#### Data to examine

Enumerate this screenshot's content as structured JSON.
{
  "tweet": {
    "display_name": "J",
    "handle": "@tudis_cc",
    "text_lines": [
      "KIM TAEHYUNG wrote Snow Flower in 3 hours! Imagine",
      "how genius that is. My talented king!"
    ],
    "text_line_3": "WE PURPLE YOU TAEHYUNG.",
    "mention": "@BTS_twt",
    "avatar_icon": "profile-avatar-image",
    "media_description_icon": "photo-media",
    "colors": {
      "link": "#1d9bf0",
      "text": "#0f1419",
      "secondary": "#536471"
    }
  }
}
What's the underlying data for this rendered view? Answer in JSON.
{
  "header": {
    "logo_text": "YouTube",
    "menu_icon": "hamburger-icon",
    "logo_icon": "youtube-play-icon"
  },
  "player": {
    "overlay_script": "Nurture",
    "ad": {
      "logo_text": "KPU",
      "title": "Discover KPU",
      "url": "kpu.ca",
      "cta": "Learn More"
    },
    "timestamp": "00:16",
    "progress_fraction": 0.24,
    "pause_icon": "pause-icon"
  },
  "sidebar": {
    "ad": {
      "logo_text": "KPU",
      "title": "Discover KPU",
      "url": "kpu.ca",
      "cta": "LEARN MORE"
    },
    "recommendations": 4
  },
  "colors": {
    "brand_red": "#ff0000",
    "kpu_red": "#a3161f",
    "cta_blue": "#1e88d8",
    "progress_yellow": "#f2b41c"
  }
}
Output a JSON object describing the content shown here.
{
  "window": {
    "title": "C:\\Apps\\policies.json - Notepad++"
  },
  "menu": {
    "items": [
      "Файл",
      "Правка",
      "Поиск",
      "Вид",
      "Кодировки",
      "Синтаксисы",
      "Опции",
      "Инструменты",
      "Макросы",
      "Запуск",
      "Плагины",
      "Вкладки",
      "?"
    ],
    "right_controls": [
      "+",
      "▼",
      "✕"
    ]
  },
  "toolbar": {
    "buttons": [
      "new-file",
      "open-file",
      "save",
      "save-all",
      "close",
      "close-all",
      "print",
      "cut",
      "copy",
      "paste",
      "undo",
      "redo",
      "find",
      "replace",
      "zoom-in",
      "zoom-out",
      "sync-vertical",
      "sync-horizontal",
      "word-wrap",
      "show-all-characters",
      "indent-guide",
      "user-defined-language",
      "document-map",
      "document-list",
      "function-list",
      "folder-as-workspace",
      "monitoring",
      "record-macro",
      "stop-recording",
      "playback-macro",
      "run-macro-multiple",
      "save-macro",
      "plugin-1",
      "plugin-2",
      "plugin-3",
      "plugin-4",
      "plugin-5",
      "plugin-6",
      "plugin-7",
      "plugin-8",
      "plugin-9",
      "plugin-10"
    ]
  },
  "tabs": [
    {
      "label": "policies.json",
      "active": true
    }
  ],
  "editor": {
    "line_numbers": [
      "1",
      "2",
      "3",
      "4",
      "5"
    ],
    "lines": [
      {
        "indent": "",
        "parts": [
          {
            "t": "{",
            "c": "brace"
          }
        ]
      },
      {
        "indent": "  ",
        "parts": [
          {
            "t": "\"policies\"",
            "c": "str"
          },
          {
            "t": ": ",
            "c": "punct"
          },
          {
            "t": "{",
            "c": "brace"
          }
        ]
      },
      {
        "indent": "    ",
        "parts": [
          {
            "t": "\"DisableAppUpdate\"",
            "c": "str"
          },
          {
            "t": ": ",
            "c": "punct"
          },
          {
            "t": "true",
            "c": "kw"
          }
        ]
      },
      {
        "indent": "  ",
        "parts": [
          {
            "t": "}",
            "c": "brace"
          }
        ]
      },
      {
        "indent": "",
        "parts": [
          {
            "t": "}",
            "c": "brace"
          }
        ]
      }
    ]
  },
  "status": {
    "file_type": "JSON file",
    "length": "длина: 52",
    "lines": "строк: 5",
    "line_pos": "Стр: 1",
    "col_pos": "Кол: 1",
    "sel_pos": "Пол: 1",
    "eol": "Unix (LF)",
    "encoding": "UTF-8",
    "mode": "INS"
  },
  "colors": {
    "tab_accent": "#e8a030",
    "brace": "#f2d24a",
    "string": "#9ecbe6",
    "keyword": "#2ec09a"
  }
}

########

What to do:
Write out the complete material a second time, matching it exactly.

Response area:
Enumerate this screenshot's content as structured JSON.
{
  "tweet": {
    "display_name": "J",
    "handle": "@tudis_cc",
    "text_lines": [
      "KIM TAEHYUNG wrote Snow Flower in 3 hours! Imagine",
      "how genius that is. My talented king!"
    ],
    "text_line_3": "WE PURPLE YOU TAEHYUNG.",
    "mention": "@BTS_twt",
    "avatar_icon": "profile-avatar-image",
    "media_description_icon": "photo-media",
    "colors": {
      "link": "#1d9bf0",
      "text": "#0f1419",
      "secondary": "#536471"
    }
  }
}
What's the underlying data for this rendered view? Answer in JSON.
{
  "header": {
    "logo_text": "YouTube",
    "menu_icon": "hamburger-icon",
    "logo_icon": "youtube-play-icon"
  },
  "player": {
    "overlay_script": "Nurture",
    "ad": {
      "logo_text": "KPU",
      "title": "Discover KPU",
      "url": "kpu.ca",
      "cta": "Learn More"
    },
    "timestamp": "00:16",
    "progress_fraction": 0.24,
    "pause_icon": "pause-icon"
  },
  "sidebar": {
    "ad": {
      "logo_text": "KPU",
      "title": "Discover KPU",
      "url": "kpu.ca",
      "cta": "LEARN MORE"
    },
    "recommendations": 4
  },
  "colors": {
    "brand_red": "#ff0000",
    "kpu_red": "#a3161f",
    "cta_blue": "#1e88d8",
    "progress_yellow": "#f2b41c"
  }
}
Output a JSON object describing the content shown here.
{
  "window": {
    "title": "C:\\Apps\\policies.json - Notepad++"
  },
  "menu": {
    "items": [
      "Файл",
      "Правка",
      "Поиск",
      "Вид",
      "Кодировки",
      "Синтаксисы",
      "Опции",
      "Инструменты",
      "Макросы",
      "Запуск",
      "Плагины",
      "Вкладки",
      "?"
    ],
    "right_controls": [
      "+",
      "▼",
      "✕"
    ]
  },
  "toolbar": {
    "buttons": [
      "new-file",
      "open-file",
      "save",
      "save-all",
      "close",
      "close-all",
      "print",
      "cut",
      "copy",
      "paste",
      "undo",
      "redo",
      "find",
      "replace",
      "zoom-in",
      "zoom-out",
      "sync-vertical",
      "sync-horizontal",
      "word-wrap",
      "show-all-characters",
      "indent-guide",
      "user-defined-language",
      "document-map",
      "document-list",
      "function-list",
      "folder-as-workspace",
      "monitoring",
      "record-macro",
      "stop-recording",
      "playback-macro",
      "run-macro-multiple",
      "save-macro",
      "plugin-1",
      "plugin-2",
      "plugin-3",
      "plugin-4",
      "plugin-5",
      "plugin-6",
      "plugin-7",
      "plugin-8",
      "plugin-9",
      "plugin-10"
    ]
  },
  "tabs": [
    {
      "label": "policies.json",
      "active": true
    }
  ],
  "editor": {
    "line_numbers": [
      "1",
      "2",
      "3",
      "4",
      "5"
    ],
    "lines": [
      {
        "indent": "",
        "parts": [
          {
            "t": "{",
            "c": "brace"
          }
        ]
      },
      {
        "indent": "  ",
        "parts": [
          {
            "t": "\"policies\"",
            "c": "str"
          },
          {
            "t": ": ",
            "c": "punct"
          },
          {
            "t": "{",
            "c": "brace"
          }
        ]
      },
      {
        "indent": "    ",
        "parts": [
          {
            "t": "\"DisableAppUpdate\"",
            "c": "str"
          },
          {
            "t": ": ",
            "c": "punct"
          },
          {
            "t": "true",
            "c": "kw"
          }
        ]
      },
      {
        "indent": "  ",
        "parts": [
          {
            "t": "}",
            "c": "brace"
          }
        ]
      },
      {
        "indent": "",
        "parts": [
          {
            "t": "}",
            "c": "brace"
          }
        ]
      }
    ]
  },
  "status": {
    "file_type": "JSON file",
    "length": "длина: 52",
    "lines": "строк: 5",
    "line_pos": "Стр: 1",
    "col_pos": "Кол: 1",
    "sel_pos": "Пол: 1",
    "eol": "Unix (LF)",
    "encoding": "UTF-8",
    "mode": "INS"
  },
  "colors": {
    "tab_accent": "#e8a030",
    "brace": "#f2d24a",
    "string": "#9ecbe6",
    "keyword": "#2ec09a"
  }
}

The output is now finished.